WORK TO COMPLETE: Repeat the records below exactly as they appear, leaving out any pictures.

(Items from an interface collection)
• • • •
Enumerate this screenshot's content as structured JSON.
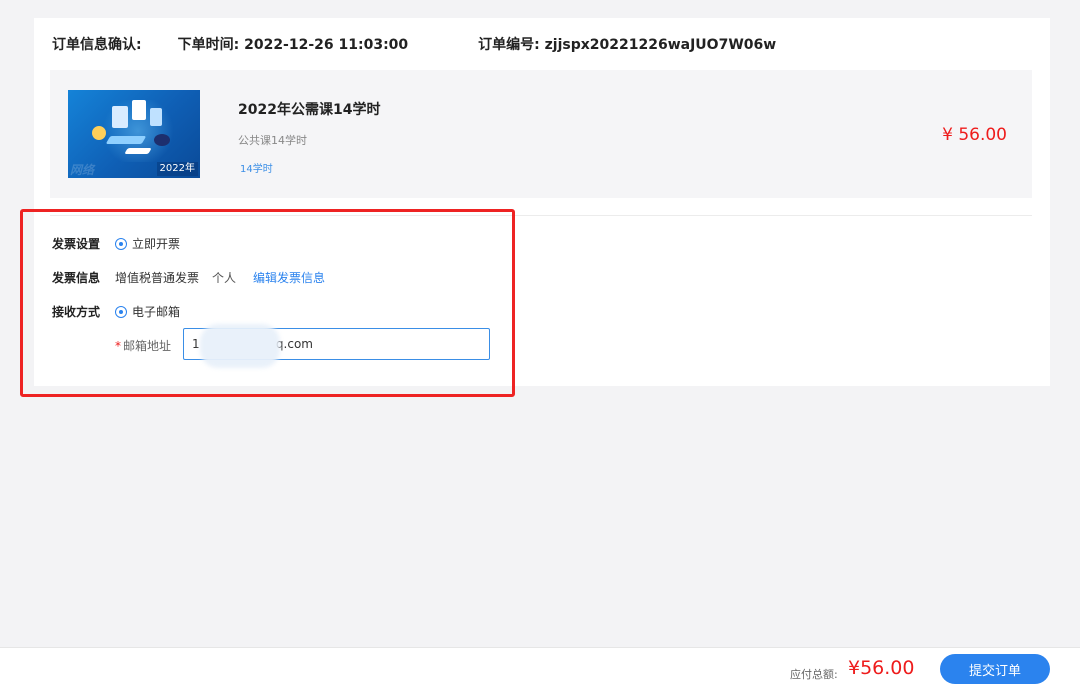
{
  "order": {
    "confirm_label": "订单信息确认:",
    "time_label": "下单时间:",
    "time_value": "2022-12-26 11:03:00",
    "number_label": "订单编号:",
    "number_value": "zjjspx20221226waJUO7W06w"
  },
  "course": {
    "thumbnail_badge": "2022年",
    "title": "2022年公需课14学时",
    "subtitle": "公共课14学时",
    "tag": "14学时",
    "price": "¥ 56.00"
  },
  "invoice": {
    "setting_label": "发票设置",
    "setting_option": "立即开票",
    "info_label": "发票信息",
    "info_type": "增值税普通发票",
    "info_holder": "个人",
    "edit_link": "编辑发票信息",
    "receive_label": "接收方式",
    "receive_option": "电子邮箱",
    "email_required_mark": "*",
    "email_label": "邮箱地址",
    "email_value": "1                    q.com"
  },
  "footer": {
    "total_label": "应付总额:",
    "total_value": "¥56.00",
    "submit_label": "提交订单"
  },
  "colors": {
    "accent": "#2b83ee",
    "price": "#ee1c1c",
    "highlight_box": "#ee2323"
  }
}
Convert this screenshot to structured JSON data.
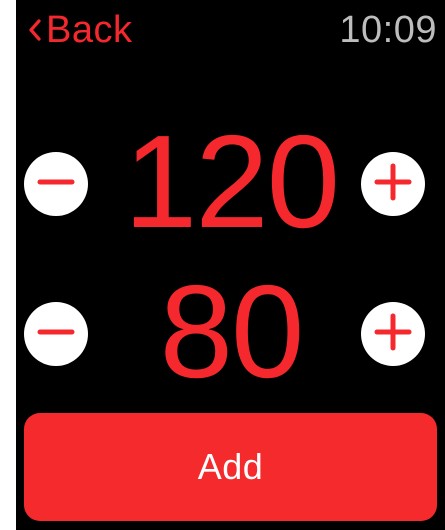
{
  "header": {
    "back_label": "Back",
    "time": "10:09"
  },
  "systolic": {
    "value": "120"
  },
  "diastolic": {
    "value": "80"
  },
  "actions": {
    "add_label": "Add"
  },
  "icons": {
    "back": "chevron-left-icon",
    "decrement": "minus-icon",
    "increment": "plus-icon"
  },
  "colors": {
    "accent": "#f4282d",
    "background": "#000000",
    "button_fill": "#ffffff",
    "time_text": "#bdbdbd"
  }
}
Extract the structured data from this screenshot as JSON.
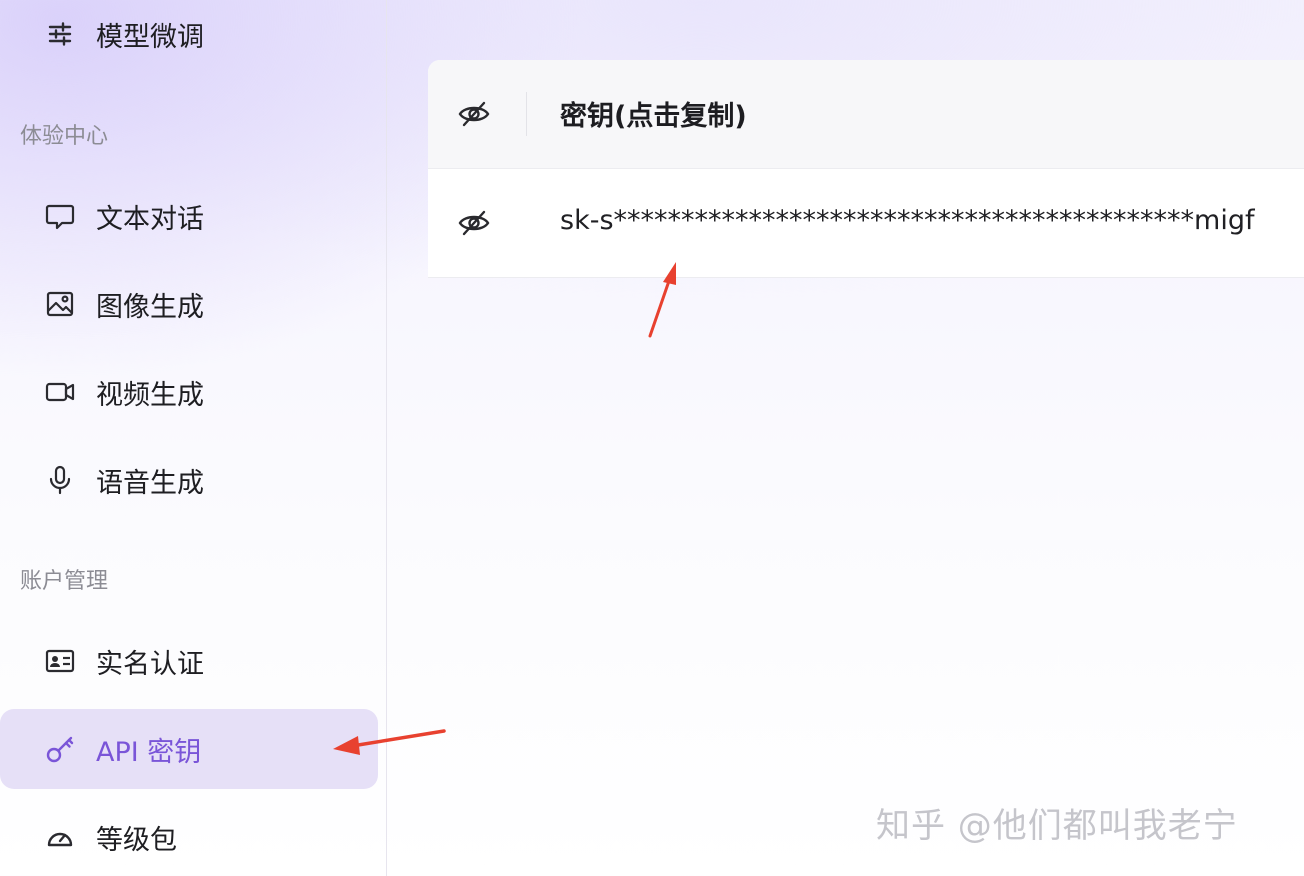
{
  "sidebar": {
    "top_item": {
      "label": "模型微调",
      "icon": "sliders-icon"
    },
    "sections": [
      {
        "title": "体验中心",
        "items": [
          {
            "label": "文本对话",
            "icon": "chat-icon"
          },
          {
            "label": "图像生成",
            "icon": "image-icon"
          },
          {
            "label": "视频生成",
            "icon": "video-icon"
          },
          {
            "label": "语音生成",
            "icon": "microphone-icon"
          }
        ]
      },
      {
        "title": "账户管理",
        "items": [
          {
            "label": "实名认证",
            "icon": "id-card-icon"
          },
          {
            "label": "API 密钥",
            "icon": "key-icon",
            "active": true
          },
          {
            "label": "等级包",
            "icon": "gauge-icon"
          }
        ]
      }
    ],
    "accent_color": "#7a55d8"
  },
  "key_table": {
    "header": {
      "title": "密钥(点击复制)",
      "icon": "eye-off-icon"
    },
    "rows": [
      {
        "key": "sk-s*******************************************migf",
        "icon": "eye-off-icon"
      }
    ]
  },
  "annotations": {
    "arrow_color": "#e8412f",
    "watermark": "知乎 @他们都叫我老宁"
  }
}
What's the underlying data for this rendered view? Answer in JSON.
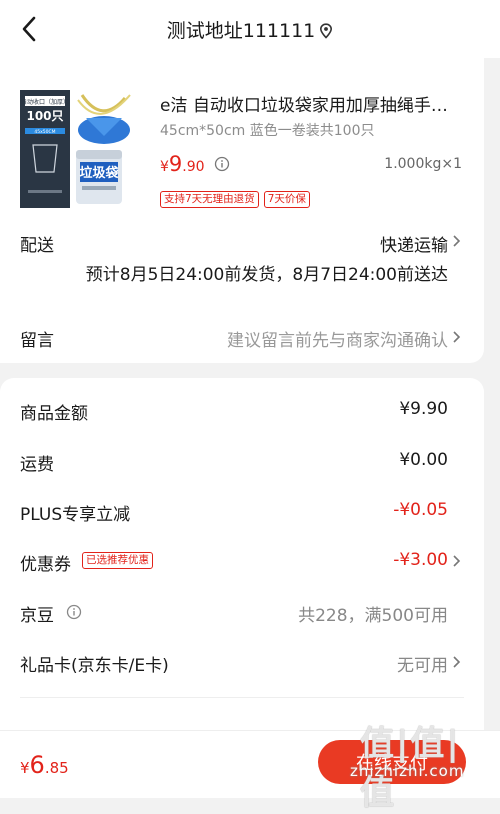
{
  "header": {
    "title": "测试地址111111"
  },
  "product": {
    "name": "e洁 自动收口垃圾袋家用加厚抽绳手提式穿绳背心式塑料袋",
    "spec": "45cm*50cm 蓝色一卷装共100只",
    "price_symbol": "¥",
    "price_int": "9",
    "price_dec": ".90",
    "weight": "1.000kg×1",
    "badges": [
      "支持7天无理由退货",
      "7天价保"
    ],
    "image_text": {
      "box_top": "自动收口（加厚）",
      "box_count": "100只",
      "box_size": "45x50CM",
      "can_label": "垃圾袋"
    }
  },
  "delivery": {
    "label": "配送",
    "method": "快递运输",
    "schedule": "预计8月5日24:00前发货，8月7日24:00前送达"
  },
  "message": {
    "label": "留言",
    "placeholder": "建议留言前先与商家沟通确认"
  },
  "summary": {
    "goods_label": "商品金额",
    "goods_value": "¥9.90",
    "shipping_label": "运费",
    "shipping_value": "¥0.00",
    "plus_label": "PLUS专享立减",
    "plus_value": "-¥0.05",
    "coupon_label": "优惠券",
    "coupon_badge": "已选推荐优惠",
    "coupon_value": "-¥3.00",
    "jingdou_label": "京豆",
    "jingdou_value": "共228，满500可用",
    "giftcard_label": "礼品卡(京东卡/E卡)",
    "giftcard_value": "无可用"
  },
  "footer": {
    "currency": "¥",
    "total_int": "6",
    "total_dec": ".85",
    "pay_label": "在线支付"
  },
  "watermark": {
    "top": "值|值|值",
    "bottom": "zhizhizhi.com"
  },
  "colors": {
    "accent": "#e2231a",
    "pay_button": "#e93a23"
  }
}
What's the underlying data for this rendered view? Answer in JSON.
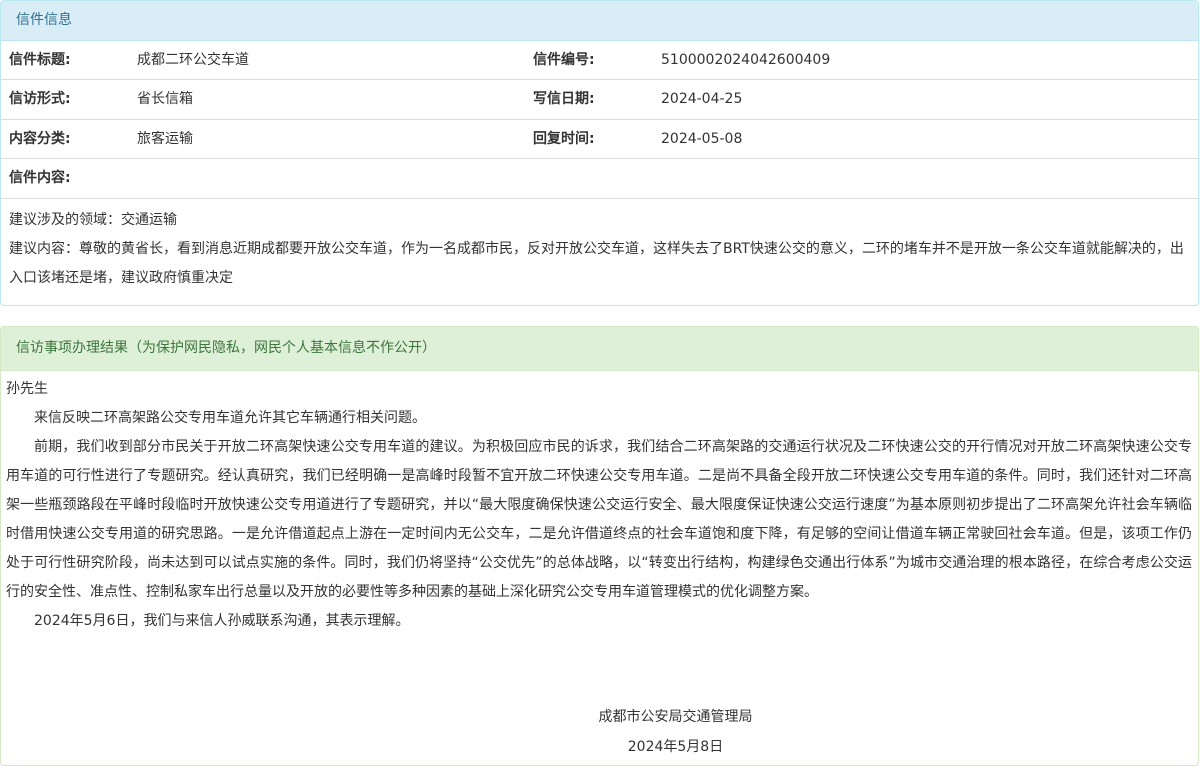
{
  "letter_panel": {
    "heading": "信件信息",
    "rows": [
      {
        "label1": "信件标题:",
        "value1": "成都二环公交车道",
        "label2": "信件编号:",
        "value2": "5100002024042600409"
      },
      {
        "label1": "信访形式:",
        "value1": "省长信箱",
        "label2": "写信日期:",
        "value2": "2024-04-25"
      },
      {
        "label1": "内容分类:",
        "value1": "旅客运输",
        "label2": "回复时间:",
        "value2": "2024-05-08"
      }
    ],
    "content_label": "信件内容:",
    "content_lines": [
      "建议涉及的领域：交通运输",
      "建议内容：尊敬的黄省长，看到消息近期成都要开放公交车道，作为一名成都市民，反对开放公交车道，这样失去了BRT快速公交的意义，二环的堵车并不是开放一条公交车道就能解决的，出入口该堵还是堵，建议政府慎重决定"
    ]
  },
  "reply_panel": {
    "heading": "信访事项办理结果（为保护网民隐私，网民个人基本信息不作公开）",
    "salutation": "孙先生",
    "paragraphs": [
      "来信反映二环高架路公交专用车道允许其它车辆通行相关问题。",
      "前期，我们收到部分市民关于开放二环高架快速公交专用车道的建议。为积极回应市民的诉求，我们结合二环高架路的交通运行状况及二环快速公交的开行情况对开放二环高架快速公交专用车道的可行性进行了专题研究。经认真研究，我们已经明确一是高峰时段暂不宜开放二环快速公交专用车道。二是尚不具备全段开放二环快速公交专用车道的条件。同时，我们还针对二环高架一些瓶颈路段在平峰时段临时开放快速公交专用道进行了专题研究，并以“最大限度确保快速公交运行安全、最大限度保证快速公交运行速度”为基本原则初步提出了二环高架允许社会车辆临时借用快速公交专用道的研究思路。一是允许借道起点上游在一定时间内无公交车，二是允许借道终点的社会车道饱和度下降，有足够的空间让借道车辆正常驶回社会车道。但是，该项工作仍处于可行性研究阶段，尚未达到可以试点实施的条件。同时，我们仍将坚持“公交优先”的总体战略，以“转变出行结构，构建绿色交通出行体系”为城市交通治理的根本路径，在综合考虑公交运行的安全性、准点性、控制私家车出行总量以及开放的必要性等多种因素的基础上深化研究公交专用车道管理模式的优化调整方案。",
      "2024年5月6日，我们与来信人孙威联系沟通，其表示理解。"
    ],
    "signature_org": "成都市公安局交通管理局",
    "signature_date": "2024年5月8日"
  }
}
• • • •
OUTPUT:
Enumerate this screenshot's content as structured JSON.
{
  "order": {
    "confirm_label": "订单信息确认:",
    "time_label": "下单时间:",
    "time_value": "2022-12-26 11:03:00",
    "number_label": "订单编号:",
    "number_value": "zjjspx20221226waJUO7W06w"
  },
  "course": {
    "thumbnail_badge": "2022年",
    "title": "2022年公需课14学时",
    "subtitle": "公共课14学时",
    "tag": "14学时",
    "price": "¥ 56.00"
  },
  "invoice": {
    "setting_label": "发票设置",
    "setting_option": "立即开票",
    "info_label": "发票信息",
    "info_type": "增值税普通发票",
    "info_holder": "个人",
    "edit_link": "编辑发票信息",
    "receive_label": "接收方式",
    "receive_option": "电子邮箱",
    "email_required_mark": "*",
    "email_label": "邮箱地址",
    "email_value": "1                    q.com"
  },
  "footer": {
    "total_label": "应付总额:",
    "total_value": "¥56.00",
    "submit_label": "提交订单"
  },
  "colors": {
    "accent": "#2b83ee",
    "price": "#ee1c1c",
    "highlight_box": "#ee2323"
  }
}
Convert this screenshot to structured JSON data.
{
  "header": {
    "back_label": "Back",
    "time": "10:09"
  },
  "systolic": {
    "value": "120"
  },
  "diastolic": {
    "value": "80"
  },
  "actions": {
    "add_label": "Add"
  },
  "icons": {
    "back": "chevron-left-icon",
    "decrement": "minus-icon",
    "increment": "plus-icon"
  },
  "colors": {
    "accent": "#f4282d",
    "background": "#000000",
    "button_fill": "#ffffff",
    "time_text": "#bdbdbd"
  }
}
Extract the structured data from this screenshot as JSON.
{
  "sidebar": {
    "top_item": {
      "label": "模型微调",
      "icon": "sliders-icon"
    },
    "sections": [
      {
        "title": "体验中心",
        "items": [
          {
            "label": "文本对话",
            "icon": "chat-icon"
          },
          {
            "label": "图像生成",
            "icon": "image-icon"
          },
          {
            "label": "视频生成",
            "icon": "video-icon"
          },
          {
            "label": "语音生成",
            "icon": "microphone-icon"
          }
        ]
      },
      {
        "title": "账户管理",
        "items": [
          {
            "label": "实名认证",
            "icon": "id-card-icon"
          },
          {
            "label": "API 密钥",
            "icon": "key-icon",
            "active": true
          },
          {
            "label": "等级包",
            "icon": "gauge-icon"
          }
        ]
      }
    ],
    "accent_color": "#7a55d8"
  },
  "key_table": {
    "header": {
      "title": "密钥(点击复制)",
      "icon": "eye-off-icon"
    },
    "rows": [
      {
        "key": "sk-s*******************************************migf",
        "icon": "eye-off-icon"
      }
    ]
  },
  "annotations": {
    "arrow_color": "#e8412f",
    "watermark": "知乎 @他们都叫我老宁"
  }
}
What's the underlying data for this rendered view? Answer in JSON.
{
  "header": {
    "title": "测试地址111111"
  },
  "product": {
    "name": "e洁 自动收口垃圾袋家用加厚抽绳手提式穿绳背心式塑料袋",
    "spec": "45cm*50cm 蓝色一卷装共100只",
    "price_symbol": "¥",
    "price_int": "9",
    "price_dec": ".90",
    "weight": "1.000kg×1",
    "badges": [
      "支持7天无理由退货",
      "7天价保"
    ],
    "image_text": {
      "box_top": "自动收口（加厚）",
      "box_count": "100只",
      "box_size": "45x50CM",
      "can_label": "垃圾袋"
    }
  },
  "delivery": {
    "label": "配送",
    "method": "快递运输",
    "schedule": "预计8月5日24:00前发货，8月7日24:00前送达"
  },
  "message": {
    "label": "留言",
    "placeholder": "建议留言前先与商家沟通确认"
  },
  "summary": {
    "goods_label": "商品金额",
    "goods_value": "¥9.90",
    "shipping_label": "运费",
    "shipping_value": "¥0.00",
    "plus_label": "PLUS专享立减",
    "plus_value": "-¥0.05",
    "coupon_label": "优惠券",
    "coupon_badge": "已选推荐优惠",
    "coupon_value": "-¥3.00",
    "jingdou_label": "京豆",
    "jingdou_value": "共228，满500可用",
    "giftcard_label": "礼品卡(京东卡/E卡)",
    "giftcard_value": "无可用"
  },
  "footer": {
    "currency": "¥",
    "total_int": "6",
    "total_dec": ".85",
    "pay_label": "在线支付"
  },
  "watermark": {
    "top": "值|值|值",
    "bottom": "zhizhizhi.com"
  },
  "colors": {
    "accent": "#e2231a",
    "pay_button": "#e93a23"
  }
}
What's the underlying data for this rendered view? Answer in JSON.
{
  "letter_panel": {
    "heading": "信件信息",
    "rows": [
      {
        "label1": "信件标题:",
        "value1": "成都二环公交车道",
        "label2": "信件编号:",
        "value2": "5100002024042600409"
      },
      {
        "label1": "信访形式:",
        "value1": "省长信箱",
        "label2": "写信日期:",
        "value2": "2024-04-25"
      },
      {
        "label1": "内容分类:",
        "value1": "旅客运输",
        "label2": "回复时间:",
        "value2": "2024-05-08"
      }
    ],
    "content_label": "信件内容:",
    "content_lines": [
      "建议涉及的领域：交通运输",
      "建议内容：尊敬的黄省长，看到消息近期成都要开放公交车道，作为一名成都市民，反对开放公交车道，这样失去了BRT快速公交的意义，二环的堵车并不是开放一条公交车道就能解决的，出入口该堵还是堵，建议政府慎重决定"
    ]
  },
  "reply_panel": {
    "heading": "信访事项办理结果（为保护网民隐私，网民个人基本信息不作公开）",
    "salutation": "孙先生",
    "paragraphs": [
      "来信反映二环高架路公交专用车道允许其它车辆通行相关问题。",
      "前期，我们收到部分市民关于开放二环高架快速公交专用车道的建议。为积极回应市民的诉求，我们结合二环高架路的交通运行状况及二环快速公交的开行情况对开放二环高架快速公交专用车道的可行性进行了专题研究。经认真研究，我们已经明确一是高峰时段暂不宜开放二环快速公交专用车道。二是尚不具备全段开放二环快速公交专用车道的条件。同时，我们还针对二环高架一些瓶颈路段在平峰时段临时开放快速公交专用道进行了专题研究，并以“最大限度确保快速公交运行安全、最大限度保证快速公交运行速度”为基本原则初步提出了二环高架允许社会车辆临时借用快速公交专用道的研究思路。一是允许借道起点上游在一定时间内无公交车，二是允许借道终点的社会车道饱和度下降，有足够的空间让借道车辆正常驶回社会车道。但是，该项工作仍处于可行性研究阶段，尚未达到可以试点实施的条件。同时，我们仍将坚持“公交优先”的总体战略，以“转变出行结构，构建绿色交通出行体系”为城市交通治理的根本路径，在综合考虑公交运行的安全性、准点性、控制私家车出行总量以及开放的必要性等多种因素的基础上深化研究公交专用车道管理模式的优化调整方案。",
      "2024年5月6日，我们与来信人孙威联系沟通，其表示理解。"
    ],
    "signature_org": "成都市公安局交通管理局",
    "signature_date": "2024年5月8日"
  }
}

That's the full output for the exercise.